- Records provided -
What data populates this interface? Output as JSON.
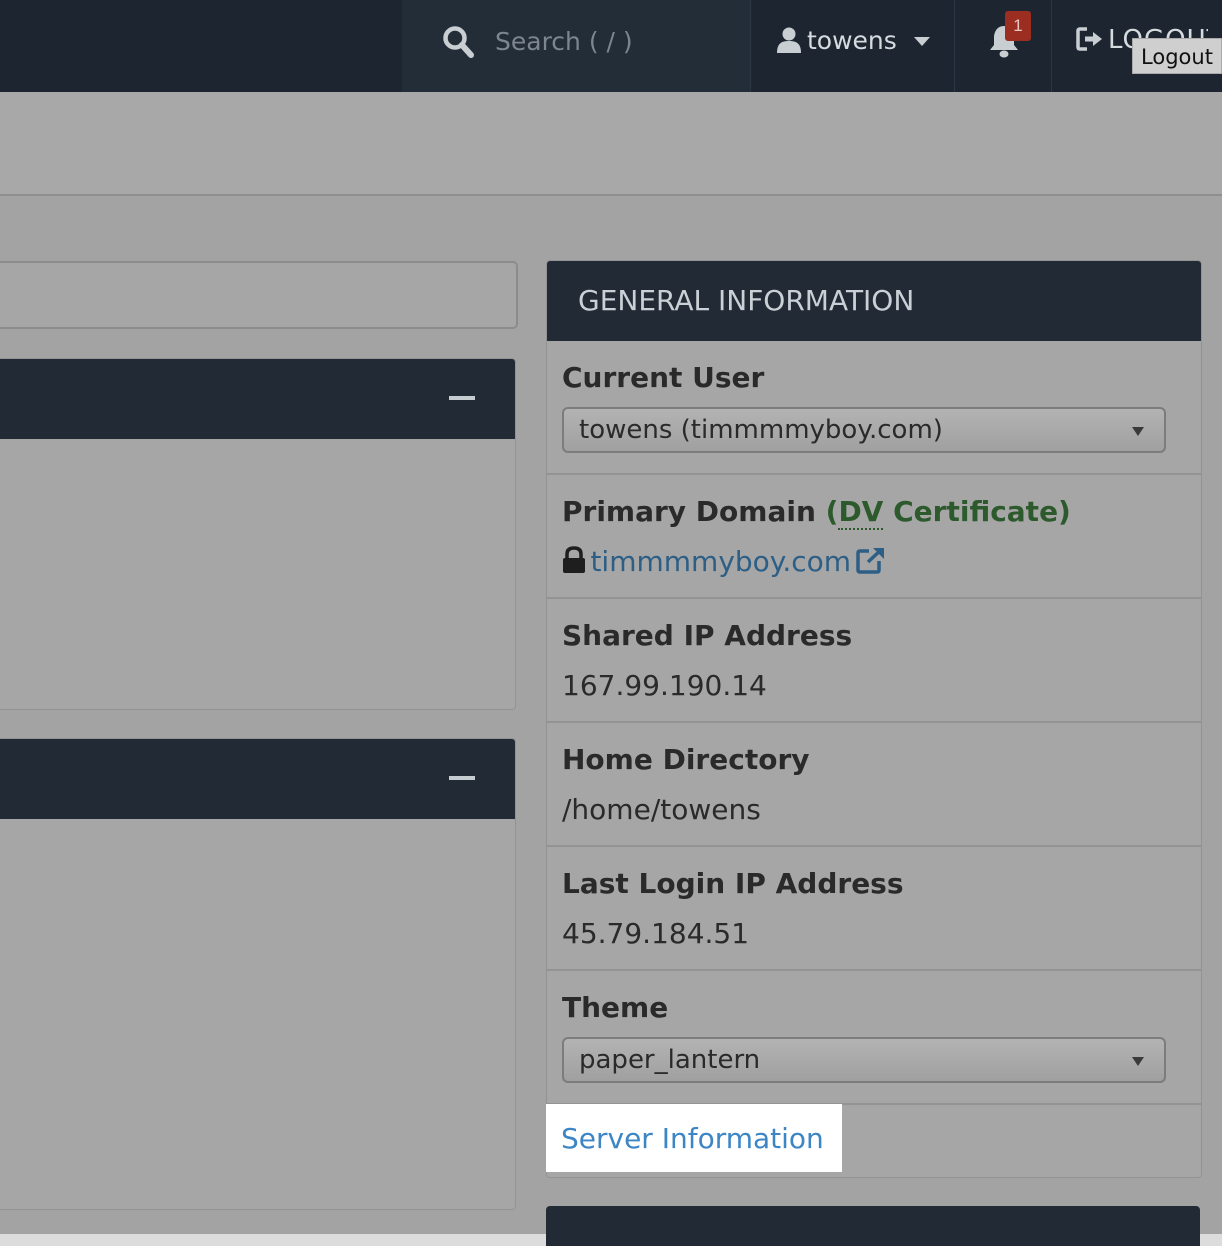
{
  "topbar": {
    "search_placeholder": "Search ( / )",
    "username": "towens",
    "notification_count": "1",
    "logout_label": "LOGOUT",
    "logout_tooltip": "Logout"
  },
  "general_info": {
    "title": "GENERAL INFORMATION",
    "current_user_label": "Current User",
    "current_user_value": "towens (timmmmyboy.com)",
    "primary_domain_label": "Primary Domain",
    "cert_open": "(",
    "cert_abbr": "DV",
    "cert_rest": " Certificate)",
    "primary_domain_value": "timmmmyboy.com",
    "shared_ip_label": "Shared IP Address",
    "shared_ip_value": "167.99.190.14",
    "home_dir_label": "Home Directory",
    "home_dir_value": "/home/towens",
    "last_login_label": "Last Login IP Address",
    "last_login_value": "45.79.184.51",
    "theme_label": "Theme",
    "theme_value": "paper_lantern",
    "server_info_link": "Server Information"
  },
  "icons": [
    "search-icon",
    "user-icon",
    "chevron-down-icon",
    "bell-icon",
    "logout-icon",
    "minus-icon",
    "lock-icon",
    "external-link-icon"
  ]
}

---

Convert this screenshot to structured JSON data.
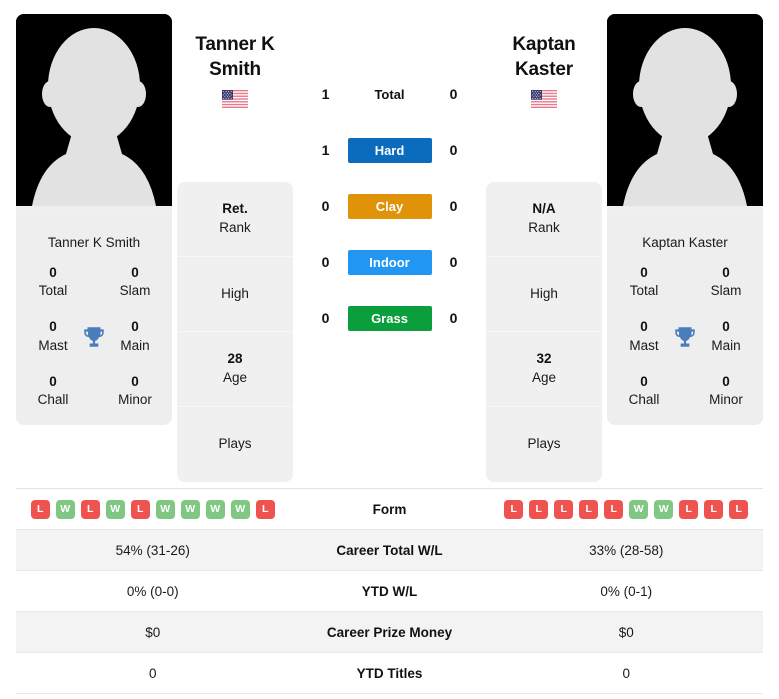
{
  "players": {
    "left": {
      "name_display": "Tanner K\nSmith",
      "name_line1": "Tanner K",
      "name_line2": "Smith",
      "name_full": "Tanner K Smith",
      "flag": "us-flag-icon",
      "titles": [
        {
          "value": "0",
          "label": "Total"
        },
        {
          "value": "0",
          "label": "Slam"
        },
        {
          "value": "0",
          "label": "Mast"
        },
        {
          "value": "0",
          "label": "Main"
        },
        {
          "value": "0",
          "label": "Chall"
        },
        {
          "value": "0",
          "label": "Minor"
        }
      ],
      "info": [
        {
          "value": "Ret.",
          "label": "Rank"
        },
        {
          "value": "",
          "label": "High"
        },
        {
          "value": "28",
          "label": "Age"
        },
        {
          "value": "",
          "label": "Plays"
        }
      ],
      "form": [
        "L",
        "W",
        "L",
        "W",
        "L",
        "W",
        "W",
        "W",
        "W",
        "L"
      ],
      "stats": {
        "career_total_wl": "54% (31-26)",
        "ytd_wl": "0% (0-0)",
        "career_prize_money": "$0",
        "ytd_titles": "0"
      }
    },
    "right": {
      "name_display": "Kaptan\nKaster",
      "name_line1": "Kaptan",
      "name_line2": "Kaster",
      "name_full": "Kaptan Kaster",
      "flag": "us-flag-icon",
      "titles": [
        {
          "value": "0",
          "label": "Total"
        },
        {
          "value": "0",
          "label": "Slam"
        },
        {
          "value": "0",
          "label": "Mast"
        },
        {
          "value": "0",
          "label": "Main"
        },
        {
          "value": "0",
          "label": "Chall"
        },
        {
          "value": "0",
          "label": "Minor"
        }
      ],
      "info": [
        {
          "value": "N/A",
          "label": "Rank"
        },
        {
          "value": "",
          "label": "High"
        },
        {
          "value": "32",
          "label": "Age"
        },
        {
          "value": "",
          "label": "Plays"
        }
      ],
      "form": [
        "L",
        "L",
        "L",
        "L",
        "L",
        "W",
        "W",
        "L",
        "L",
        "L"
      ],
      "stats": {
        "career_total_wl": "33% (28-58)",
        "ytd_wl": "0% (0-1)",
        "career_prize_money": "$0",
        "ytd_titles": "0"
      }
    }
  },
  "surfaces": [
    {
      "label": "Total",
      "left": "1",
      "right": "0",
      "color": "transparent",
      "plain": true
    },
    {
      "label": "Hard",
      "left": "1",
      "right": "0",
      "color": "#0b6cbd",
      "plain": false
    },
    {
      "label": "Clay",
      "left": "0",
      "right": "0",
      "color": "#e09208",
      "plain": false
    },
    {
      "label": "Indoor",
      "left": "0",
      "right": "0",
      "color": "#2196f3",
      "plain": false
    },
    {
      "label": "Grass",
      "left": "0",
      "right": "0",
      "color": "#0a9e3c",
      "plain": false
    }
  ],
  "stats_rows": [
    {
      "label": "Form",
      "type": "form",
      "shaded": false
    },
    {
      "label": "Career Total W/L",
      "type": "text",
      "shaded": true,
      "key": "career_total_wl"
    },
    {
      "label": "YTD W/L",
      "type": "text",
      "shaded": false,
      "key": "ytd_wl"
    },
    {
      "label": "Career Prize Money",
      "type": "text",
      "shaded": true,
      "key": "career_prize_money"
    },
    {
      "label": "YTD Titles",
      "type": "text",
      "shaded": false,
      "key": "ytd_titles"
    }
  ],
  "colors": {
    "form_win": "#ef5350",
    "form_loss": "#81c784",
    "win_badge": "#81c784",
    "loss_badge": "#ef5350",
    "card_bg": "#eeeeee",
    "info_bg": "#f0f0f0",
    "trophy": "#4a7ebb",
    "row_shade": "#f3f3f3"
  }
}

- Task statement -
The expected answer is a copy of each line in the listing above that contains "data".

- Written reply -
What data populates this interface? Output as JSON.
Convert this screenshot to structured JSON data.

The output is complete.